GATA6-AS1 regulates intestinal epithelial mitochondrial functions, and its reduced expression is linked to intestinal inflammation and less favourable disease course in ulcerative colitis

Document Type



Paediatrics and Child Health


Background and aims: Widespread dysregulation of long non-coding RNAs [lncRNAs] including a reduction in GATA6-AS1 was noted in inflammatory bowel disease [IBD]. We previously reported a prominent inhibition of epithelial mitochondrial functions in ulcerative colitis [UC]. However, the connection between reduction of GATA6-AS1 expression and attenuated epithelial mitochondrial functions was not defined.
Methods: Mucosal transcriptomics was used to conform GATA6-AS1 reduction in several treatment-naïve independent human cohorts [n=673]. RNA pull-down followed by mass spectrometry was used to determine the GATA6-AS1 interactome. Metabolomics and mitochondrial respiration following GATA6-AS1 silencing in Caco-2 cells were used to elaborate on GATA6-AS1 functions.
Results: GATA6-AS1 showed predominant expression in gut epithelia using single cell datasets.

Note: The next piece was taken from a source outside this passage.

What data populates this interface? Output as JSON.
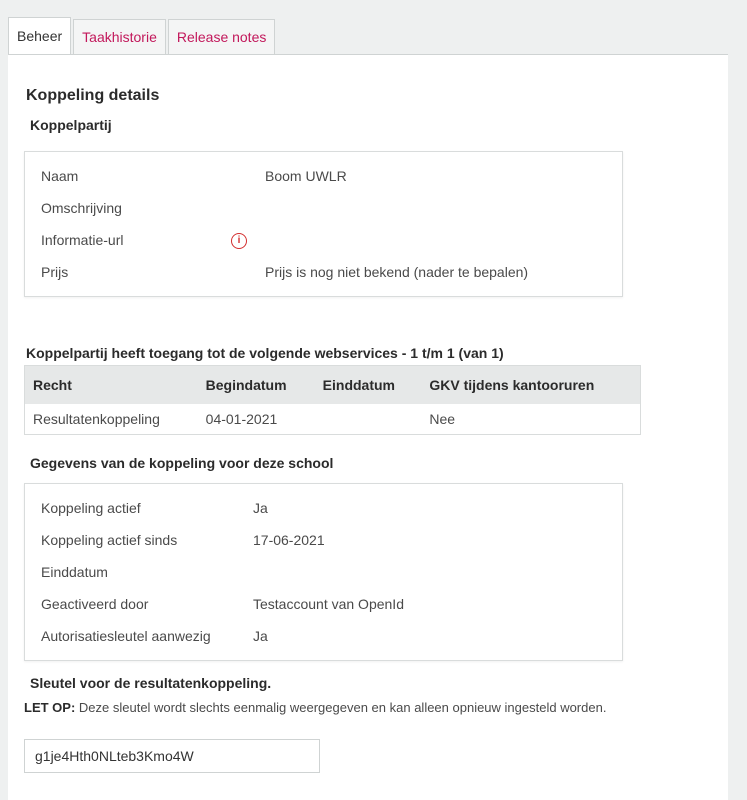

GATA6-AS1 levels were reduced in Crohn's disease [CD] ileum and UC rectum in independent cohorts. Reduced GATA6-AS1 lncRNA was further linked to a more severe UC form, and to a less favourable UC course. The GATA6-AS1 interactome showed robust enrichment for mitochondrial proteins, and included TGM2, an autoantigen in coeliac disease that is induced in UC, CD and coeliac disease, in contrast to GATA6-AS1 reduction in these cohorts. GATA6-AS1 silencing resulted in induction of TGM2, and this was coupled with a reduction in mitochondrial membrane potential and mitochondrial respiration, as well as in a reduction of metabolites linked to aerobic respiration relevant to mucosal inflammation. TGM2 knockdown in GATA6-AS1-deficient cells rescued mitochondrial respiration.
Conclusions: GATA6-AS1 levels are reduced in UC, CD and coeliac disease, and in more severe UC forms. We highlight GATA6-AS1 as a target regulating epithelial mitochondrial functions, potentially through controlling TGM2 levels

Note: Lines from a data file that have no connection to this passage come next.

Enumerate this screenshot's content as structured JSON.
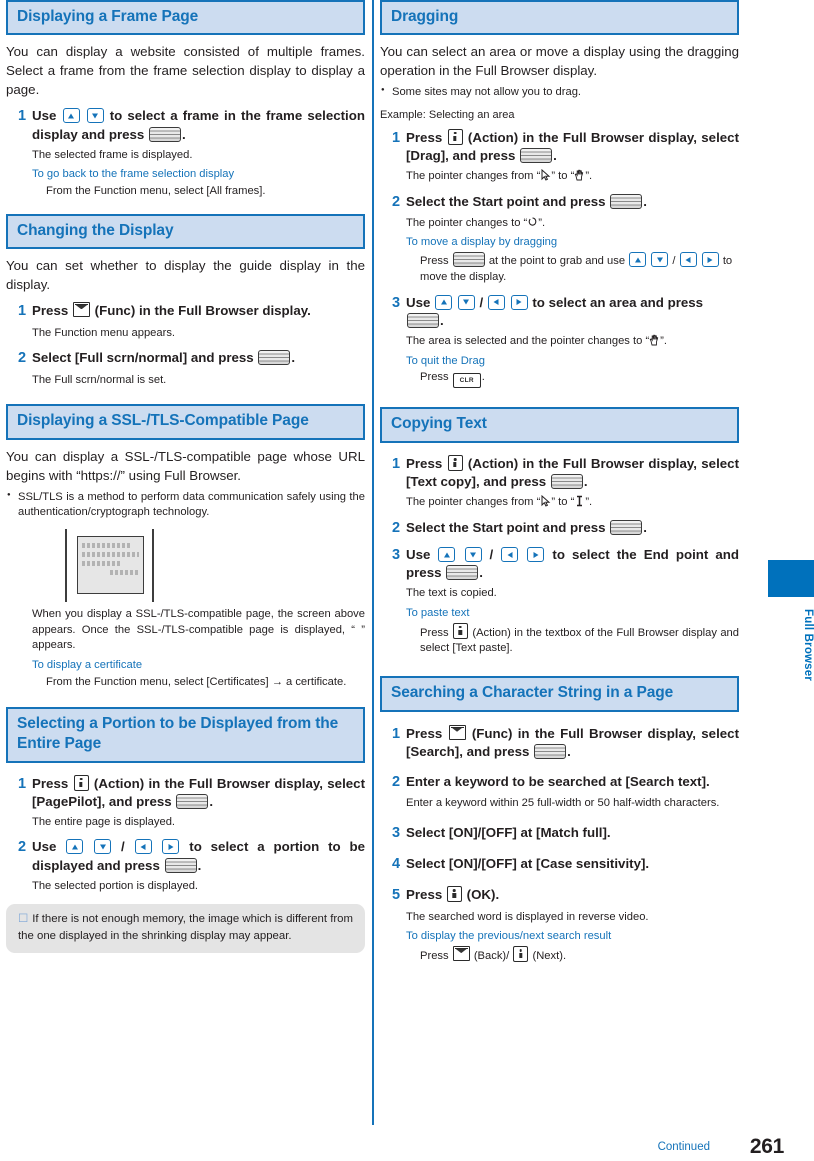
{
  "page": {
    "number": "261",
    "continued_label": "Continued",
    "side_tab_label": "Full Browser"
  },
  "left_column": {
    "sections": [
      {
        "id": "displaying-a-frame-page",
        "heading": "Displaying a Frame Page",
        "intro": "You can display a website consisted of multiple frames. Select a frame from the frame selection display to display a page.",
        "steps": [
          {
            "num": "1",
            "text_pre": "Use",
            "text_mid": "to select a frame in the frame selection display and press",
            "text_post": ".",
            "result": "The selected frame is displayed.",
            "subhead": "To go back to the frame selection display",
            "subbody": "From the Function menu, select [All frames]."
          }
        ]
      },
      {
        "id": "changing-the-display",
        "heading": "Changing the Display",
        "intro": "You can set whether to display the guide display in the display.",
        "steps": [
          {
            "num": "1",
            "text_pre": "Press",
            "text_mid": "(Func) in the Full Browser display.",
            "result": "The Function menu appears."
          },
          {
            "num": "2",
            "text_pre": "Select [Full scrn/normal] and press",
            "text_post": ".",
            "result": "The Full scrn/normal is set."
          }
        ]
      },
      {
        "id": "displaying-ssl-tls-page",
        "heading": "Displaying a SSL-/TLS-Compatible Page",
        "intro": "You can display a SSL-/TLS-compatible page whose URL begins with “https://” using Full Browser.",
        "bullet": "SSL/TLS is a method to perform data communication safely using the authentication/cryptograph technology.",
        "mock_caption": "When you display a SSL-/TLS-compatible page, the screen above appears. Once the SSL-/TLS-compatible page is displayed, “ ” appears.",
        "subhead": "To display a certificate",
        "subbody": "From the Function menu, select [Certificates] → a certificate."
      },
      {
        "id": "selecting-a-portion",
        "heading": "Selecting a Portion to be Displayed from the Entire Page",
        "steps": [
          {
            "num": "1",
            "text_pre": "Press",
            "text_mid": "(Action) in the Full Browser display, select [PagePilot], and press",
            "text_post": ".",
            "result": "The entire page is displayed."
          },
          {
            "num": "2",
            "text_pre": "Use",
            "text_mid": "to select a portion to be displayed and press",
            "text_post": ".",
            "result": "The selected portion is displayed."
          }
        ],
        "note": "If there is not enough memory, the image which is different from the one displayed in the shrinking display may appear."
      }
    ]
  },
  "right_column": {
    "sections": [
      {
        "id": "dragging",
        "heading": "Dragging",
        "intro": "You can select an area or move a display using the dragging operation in the Full Browser display.",
        "bullet": "Some sites may not allow you to drag.",
        "example_label": "Example: Selecting an area",
        "steps": [
          {
            "num": "1",
            "text_pre": "Press",
            "text_mid": "(Action) in the Full Browser display, select [Drag], and press",
            "text_post": ".",
            "result_pre": "The pointer changes from “",
            "result_mid": "” to “",
            "result_post": "”."
          },
          {
            "num": "2",
            "text_pre": "Select the Start point and press",
            "text_post": ".",
            "result_pre": "The pointer changes to “",
            "result_post": "”.",
            "subhead": "To move a display by dragging",
            "subbody_pre": "Press",
            "subbody_mid": "at the point to grab and use",
            "subbody_post": "to move the display."
          },
          {
            "num": "3",
            "text_pre": "Use",
            "text_mid": "to select an area and press",
            "text_post": ".",
            "result_pre": "The area is selected and the pointer changes to “",
            "result_post": "”.",
            "subhead": "To quit the Drag",
            "subbody_pre": "Press",
            "subbody_post": "."
          }
        ]
      },
      {
        "id": "copying-text",
        "heading": "Copying Text",
        "steps": [
          {
            "num": "1",
            "text_pre": "Press",
            "text_mid": "(Action) in the Full Browser display, select [Text copy], and press",
            "text_post": ".",
            "result_pre": "The pointer changes from “",
            "result_mid": "” to “",
            "result_post": "”."
          },
          {
            "num": "2",
            "text_pre": "Select the Start point and press",
            "text_post": "."
          },
          {
            "num": "3",
            "text_pre": "Use",
            "text_mid": "to select the End point and press",
            "text_post": ".",
            "result": "The text is copied.",
            "subhead": "To paste text",
            "subbody_pre": "Press",
            "subbody_post": "(Action) in the textbox of the Full Browser display and select [Text paste]."
          }
        ]
      },
      {
        "id": "searching-character-string",
        "heading": "Searching a Character String in a Page",
        "steps": [
          {
            "num": "1",
            "text_pre": "Press",
            "text_mid": "(Func) in the Full Browser display, select [Search], and press",
            "text_post": "."
          },
          {
            "num": "2",
            "text_pre": "Enter a keyword to be searched at [Search text].",
            "result": "Enter a keyword within 25 full-width or 50 half-width characters."
          },
          {
            "num": "3",
            "text_pre": "Select [ON]/[OFF] at [Match full]."
          },
          {
            "num": "4",
            "text_pre": "Select [ON]/[OFF] at [Case sensitivity]."
          },
          {
            "num": "5",
            "text_pre": "Press",
            "text_post": "(OK).",
            "result": "The searched word is displayed in reverse video.",
            "subhead": "To display the previous/next search result",
            "subbody_pre": "Press",
            "subbody_mid": "(Back)/",
            "subbody_post": "(Next)."
          }
        ]
      }
    ]
  }
}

Publication (Name of Journal)

Journal of Crohn's and Colitis